"Just pull the ladder out," he replied, "Pull the ladder out like that, yes, and then you can climb up to the top bunk. After you get to the top bunk you can pull the ladder back into the wall so it fits very neatly. Then, when you want to get down you can pull out the ladder again and climb down to the floor. After you reach the floor you can pull ladder back into the wall."
"God, you talk too much," his wife grumbled in Mongolian.
"How long have you two been married?" I asked the old man.
"Ten years," he replied and then laughed, "Oh, you should have seen her when I married her! She was so small, so young... and I was so old!"
I did the math and tsked mentally to myself. "What are you guys gonna do in Beijing?" I asked
"We're going to put together my documentary film," said the old man, "Normally I don't like going to Beijing but this time it's necessary to meet my backers. Beijing is such a cruel city. The Chinese are a cruel, cruel people."
I tsked mentally to myself again. Outside the hot, featureless desert rolled past. The sand was yellow-beige and the sky was the hard blue that strikes despair into the heart of anyone who has an easily cookable epidermis. Now and then I saw plain brick buildings and gers at railway stops.
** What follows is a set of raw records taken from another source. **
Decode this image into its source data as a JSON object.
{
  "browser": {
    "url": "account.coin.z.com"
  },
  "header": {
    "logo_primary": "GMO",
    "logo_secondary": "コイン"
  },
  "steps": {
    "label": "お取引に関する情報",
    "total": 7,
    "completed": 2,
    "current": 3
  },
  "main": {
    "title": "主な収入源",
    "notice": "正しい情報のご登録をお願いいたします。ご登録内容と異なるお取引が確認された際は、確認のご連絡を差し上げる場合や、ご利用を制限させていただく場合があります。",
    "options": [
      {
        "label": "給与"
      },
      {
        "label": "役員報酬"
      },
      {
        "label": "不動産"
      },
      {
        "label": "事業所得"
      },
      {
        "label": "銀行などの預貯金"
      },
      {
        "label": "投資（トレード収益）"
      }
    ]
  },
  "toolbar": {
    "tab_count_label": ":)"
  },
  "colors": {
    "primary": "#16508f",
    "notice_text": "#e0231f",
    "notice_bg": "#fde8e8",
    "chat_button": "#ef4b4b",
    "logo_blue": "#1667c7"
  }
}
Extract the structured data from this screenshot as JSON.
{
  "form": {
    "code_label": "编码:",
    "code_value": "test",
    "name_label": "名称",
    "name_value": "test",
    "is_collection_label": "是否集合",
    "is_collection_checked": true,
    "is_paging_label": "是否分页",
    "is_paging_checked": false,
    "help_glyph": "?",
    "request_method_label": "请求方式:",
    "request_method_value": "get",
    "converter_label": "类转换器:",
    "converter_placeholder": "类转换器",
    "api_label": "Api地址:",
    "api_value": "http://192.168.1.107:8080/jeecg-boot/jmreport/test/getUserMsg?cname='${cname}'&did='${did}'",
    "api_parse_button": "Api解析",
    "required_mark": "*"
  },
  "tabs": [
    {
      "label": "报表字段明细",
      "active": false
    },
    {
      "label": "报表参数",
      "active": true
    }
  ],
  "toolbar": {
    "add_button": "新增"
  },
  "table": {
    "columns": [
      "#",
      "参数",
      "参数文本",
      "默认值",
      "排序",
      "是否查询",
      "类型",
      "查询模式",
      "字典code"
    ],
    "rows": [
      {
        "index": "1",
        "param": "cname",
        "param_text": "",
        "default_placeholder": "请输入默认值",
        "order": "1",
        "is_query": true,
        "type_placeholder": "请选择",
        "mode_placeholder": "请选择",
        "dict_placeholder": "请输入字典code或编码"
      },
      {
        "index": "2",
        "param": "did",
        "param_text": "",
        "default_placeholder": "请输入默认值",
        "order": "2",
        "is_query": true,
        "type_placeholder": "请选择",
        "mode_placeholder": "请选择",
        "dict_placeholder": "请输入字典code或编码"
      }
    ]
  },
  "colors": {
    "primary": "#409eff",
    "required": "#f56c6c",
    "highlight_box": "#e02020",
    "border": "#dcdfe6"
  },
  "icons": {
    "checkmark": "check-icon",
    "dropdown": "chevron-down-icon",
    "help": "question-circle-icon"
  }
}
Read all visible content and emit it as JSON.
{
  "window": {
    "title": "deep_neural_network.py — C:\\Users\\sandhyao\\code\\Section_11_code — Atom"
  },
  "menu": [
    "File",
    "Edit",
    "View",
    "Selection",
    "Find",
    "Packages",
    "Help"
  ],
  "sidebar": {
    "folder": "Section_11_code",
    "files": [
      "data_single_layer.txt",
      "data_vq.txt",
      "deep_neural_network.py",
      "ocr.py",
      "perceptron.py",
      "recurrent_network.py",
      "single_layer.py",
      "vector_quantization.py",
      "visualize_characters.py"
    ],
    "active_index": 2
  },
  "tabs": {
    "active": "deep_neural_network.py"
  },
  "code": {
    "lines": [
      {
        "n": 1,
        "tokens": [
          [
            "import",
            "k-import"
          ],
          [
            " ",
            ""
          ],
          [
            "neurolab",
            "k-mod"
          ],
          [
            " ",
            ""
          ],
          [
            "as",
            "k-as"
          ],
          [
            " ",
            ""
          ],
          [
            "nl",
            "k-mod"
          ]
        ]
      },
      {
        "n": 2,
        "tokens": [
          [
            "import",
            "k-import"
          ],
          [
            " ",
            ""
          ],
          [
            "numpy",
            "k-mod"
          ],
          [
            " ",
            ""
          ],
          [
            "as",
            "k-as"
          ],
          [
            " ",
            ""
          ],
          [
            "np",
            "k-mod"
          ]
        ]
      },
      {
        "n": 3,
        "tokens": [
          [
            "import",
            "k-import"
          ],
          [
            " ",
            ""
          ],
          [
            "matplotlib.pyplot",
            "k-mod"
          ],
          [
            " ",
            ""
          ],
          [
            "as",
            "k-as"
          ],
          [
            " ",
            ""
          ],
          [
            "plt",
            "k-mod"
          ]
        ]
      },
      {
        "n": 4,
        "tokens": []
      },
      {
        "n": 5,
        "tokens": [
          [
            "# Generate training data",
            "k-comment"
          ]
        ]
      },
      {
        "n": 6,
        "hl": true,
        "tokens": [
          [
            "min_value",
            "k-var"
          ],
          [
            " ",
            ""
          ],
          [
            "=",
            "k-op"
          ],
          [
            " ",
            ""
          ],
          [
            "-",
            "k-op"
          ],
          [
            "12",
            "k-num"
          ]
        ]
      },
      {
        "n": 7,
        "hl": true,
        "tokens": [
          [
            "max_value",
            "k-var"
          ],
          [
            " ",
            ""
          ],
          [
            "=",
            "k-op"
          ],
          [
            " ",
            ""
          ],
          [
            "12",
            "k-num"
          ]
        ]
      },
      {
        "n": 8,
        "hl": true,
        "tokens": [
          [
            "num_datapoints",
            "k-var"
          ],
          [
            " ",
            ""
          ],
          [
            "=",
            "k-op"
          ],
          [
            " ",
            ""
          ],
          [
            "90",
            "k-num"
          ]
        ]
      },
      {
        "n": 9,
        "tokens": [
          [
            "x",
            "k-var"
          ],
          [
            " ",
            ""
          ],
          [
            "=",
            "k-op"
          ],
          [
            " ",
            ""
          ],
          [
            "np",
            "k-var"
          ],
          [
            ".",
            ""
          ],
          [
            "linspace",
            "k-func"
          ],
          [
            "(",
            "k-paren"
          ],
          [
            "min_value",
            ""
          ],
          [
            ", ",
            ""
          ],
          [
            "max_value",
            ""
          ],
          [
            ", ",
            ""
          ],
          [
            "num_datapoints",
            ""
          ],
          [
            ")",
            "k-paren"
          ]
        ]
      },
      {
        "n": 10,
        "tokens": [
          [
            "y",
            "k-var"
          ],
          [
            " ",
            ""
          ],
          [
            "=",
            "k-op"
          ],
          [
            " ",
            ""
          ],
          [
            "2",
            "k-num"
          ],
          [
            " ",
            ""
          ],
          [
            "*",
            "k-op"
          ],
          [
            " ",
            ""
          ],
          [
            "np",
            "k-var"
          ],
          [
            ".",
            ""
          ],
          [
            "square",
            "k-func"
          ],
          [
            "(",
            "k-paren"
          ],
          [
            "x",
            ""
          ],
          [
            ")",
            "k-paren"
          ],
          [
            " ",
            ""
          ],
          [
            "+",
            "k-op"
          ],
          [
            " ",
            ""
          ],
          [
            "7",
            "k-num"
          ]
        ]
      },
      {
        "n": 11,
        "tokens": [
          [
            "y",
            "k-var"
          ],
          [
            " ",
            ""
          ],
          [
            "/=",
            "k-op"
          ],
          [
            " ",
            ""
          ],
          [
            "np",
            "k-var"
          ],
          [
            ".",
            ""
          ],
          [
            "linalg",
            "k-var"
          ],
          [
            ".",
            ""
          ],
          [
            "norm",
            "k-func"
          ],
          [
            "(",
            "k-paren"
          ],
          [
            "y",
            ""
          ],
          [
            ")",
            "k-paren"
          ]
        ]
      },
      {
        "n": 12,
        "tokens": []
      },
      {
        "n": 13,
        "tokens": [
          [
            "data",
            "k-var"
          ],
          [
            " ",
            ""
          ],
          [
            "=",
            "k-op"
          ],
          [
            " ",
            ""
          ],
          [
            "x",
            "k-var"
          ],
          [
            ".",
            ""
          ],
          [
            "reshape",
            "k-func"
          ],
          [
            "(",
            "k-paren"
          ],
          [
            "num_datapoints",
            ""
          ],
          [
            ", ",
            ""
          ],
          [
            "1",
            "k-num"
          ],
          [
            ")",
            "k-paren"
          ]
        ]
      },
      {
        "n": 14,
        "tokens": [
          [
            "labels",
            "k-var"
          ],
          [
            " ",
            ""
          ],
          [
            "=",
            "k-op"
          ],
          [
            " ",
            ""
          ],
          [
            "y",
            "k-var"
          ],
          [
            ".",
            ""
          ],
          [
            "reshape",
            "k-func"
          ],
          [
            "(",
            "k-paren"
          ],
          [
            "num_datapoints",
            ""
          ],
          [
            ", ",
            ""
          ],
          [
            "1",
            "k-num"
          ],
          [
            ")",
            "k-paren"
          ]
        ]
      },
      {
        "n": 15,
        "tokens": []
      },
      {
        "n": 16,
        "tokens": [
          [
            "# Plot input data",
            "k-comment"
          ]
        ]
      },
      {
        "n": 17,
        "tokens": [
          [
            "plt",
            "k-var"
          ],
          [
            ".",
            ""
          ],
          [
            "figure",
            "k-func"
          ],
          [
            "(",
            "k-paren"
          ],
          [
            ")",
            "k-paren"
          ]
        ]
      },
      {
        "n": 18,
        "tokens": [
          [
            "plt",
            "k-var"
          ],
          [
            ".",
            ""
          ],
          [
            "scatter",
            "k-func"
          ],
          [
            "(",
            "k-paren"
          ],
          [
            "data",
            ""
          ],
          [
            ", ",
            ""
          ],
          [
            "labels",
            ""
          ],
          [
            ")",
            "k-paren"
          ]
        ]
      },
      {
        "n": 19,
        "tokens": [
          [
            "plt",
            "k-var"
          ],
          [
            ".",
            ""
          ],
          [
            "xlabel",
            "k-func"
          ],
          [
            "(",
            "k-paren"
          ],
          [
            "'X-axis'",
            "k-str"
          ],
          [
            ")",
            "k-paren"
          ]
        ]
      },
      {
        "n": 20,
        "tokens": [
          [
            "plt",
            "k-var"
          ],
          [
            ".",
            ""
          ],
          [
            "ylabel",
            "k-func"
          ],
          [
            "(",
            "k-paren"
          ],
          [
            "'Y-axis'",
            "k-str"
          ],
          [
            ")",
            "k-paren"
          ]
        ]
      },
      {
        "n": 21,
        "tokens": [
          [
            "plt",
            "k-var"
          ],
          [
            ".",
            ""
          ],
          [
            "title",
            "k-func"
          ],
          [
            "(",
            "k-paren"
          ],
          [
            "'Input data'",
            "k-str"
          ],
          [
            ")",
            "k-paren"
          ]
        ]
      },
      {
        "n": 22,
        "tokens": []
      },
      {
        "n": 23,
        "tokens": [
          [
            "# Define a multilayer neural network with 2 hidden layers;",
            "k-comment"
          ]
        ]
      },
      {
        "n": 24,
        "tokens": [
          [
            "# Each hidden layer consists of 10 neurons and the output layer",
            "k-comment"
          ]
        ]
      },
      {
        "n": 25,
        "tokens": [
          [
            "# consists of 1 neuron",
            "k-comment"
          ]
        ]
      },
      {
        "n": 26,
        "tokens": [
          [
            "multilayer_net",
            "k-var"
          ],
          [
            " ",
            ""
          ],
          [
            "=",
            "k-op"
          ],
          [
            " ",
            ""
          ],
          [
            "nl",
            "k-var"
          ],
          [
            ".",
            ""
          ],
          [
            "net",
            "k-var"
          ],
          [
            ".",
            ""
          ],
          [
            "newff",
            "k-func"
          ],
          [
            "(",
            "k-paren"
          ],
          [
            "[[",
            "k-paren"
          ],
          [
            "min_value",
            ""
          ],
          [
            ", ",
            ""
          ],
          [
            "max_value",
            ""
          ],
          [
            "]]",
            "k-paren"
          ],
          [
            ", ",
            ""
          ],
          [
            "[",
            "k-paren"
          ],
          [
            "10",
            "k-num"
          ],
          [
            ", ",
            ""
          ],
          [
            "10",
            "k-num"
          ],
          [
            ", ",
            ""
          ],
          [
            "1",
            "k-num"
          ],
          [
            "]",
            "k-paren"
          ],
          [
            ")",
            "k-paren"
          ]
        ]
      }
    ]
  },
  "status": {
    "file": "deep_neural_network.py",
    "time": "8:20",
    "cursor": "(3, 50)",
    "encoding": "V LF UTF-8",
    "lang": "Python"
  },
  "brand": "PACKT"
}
After dark the train pulled into the station for a wheel change. The rails in China are slightly different from the rails in Mongolia and thus all trains need a wheel change before entering China. The train cars in question are lifted up on hydraulics and have their underparts readjusted. If you are entering Mongolia from China you are allowed to get off the train and brouse at a candy store on a cool dark train platform in Erian before the train returns. If you are entering China from Mongolia, all doors and windows are locked and passengers forced to remain on the train for four hours while the wheels are slowly changed for each car. Small, elfin soldiers in green stand outside to make sure that nobody escapes. To add insult to injury the bathroom doors are locked too.
I remember feeling so chilled... in only the metaphorical sense of course. The train car was hot and stuffy. The air seemed to be draining. I remember frantically trying all the exit doors, just wanting to be reassured that if need be I could escape from the train car. I could breathe air again. I could leave. No such luck, the doors were firmly locked. "What if there's a fire?" I asked the old man, "We'll all die."
"Yes," he replied calmly, "The Chinese are very sure about keeping people from escaping the train before they have their visas checked. I've seen people faint from lack of air while waiting in the locked train cars."
I remembered being so struck by this cold lack of respect for human life. I hated China already... it made my stomach feel cold and sick. It made me wonder if I was going to die and be forgotten as another piece of "tsk-tsk" international news that nobody really pays attention to.
Then I felt a draft of cool air and saw that someone had managed to open one of the windows. Yay! We weren't going to suffocate! I could already see one woman hold her toddler up to the window so he could poke his curious little head out into the large garage where the train cars were currently being lifted and adjusted. I looked out the window and saw the soldiers. They really were so small. They didn't look older than fifteen. One boy yawned as he stood dutifully at attention. For some reason this really touched me.
Not much later the train lurched and we pulled into the Erlian train station for an hour before continuing on towards Beijing. It was relaxing to finally get off the train and browse the candied fruits at what I like to call the Erlian candy shop. Still, I have never forgotten the hot, frightening wait in the train car at the Erlian crossing. It is why, to this day, I have resolved to never live in China.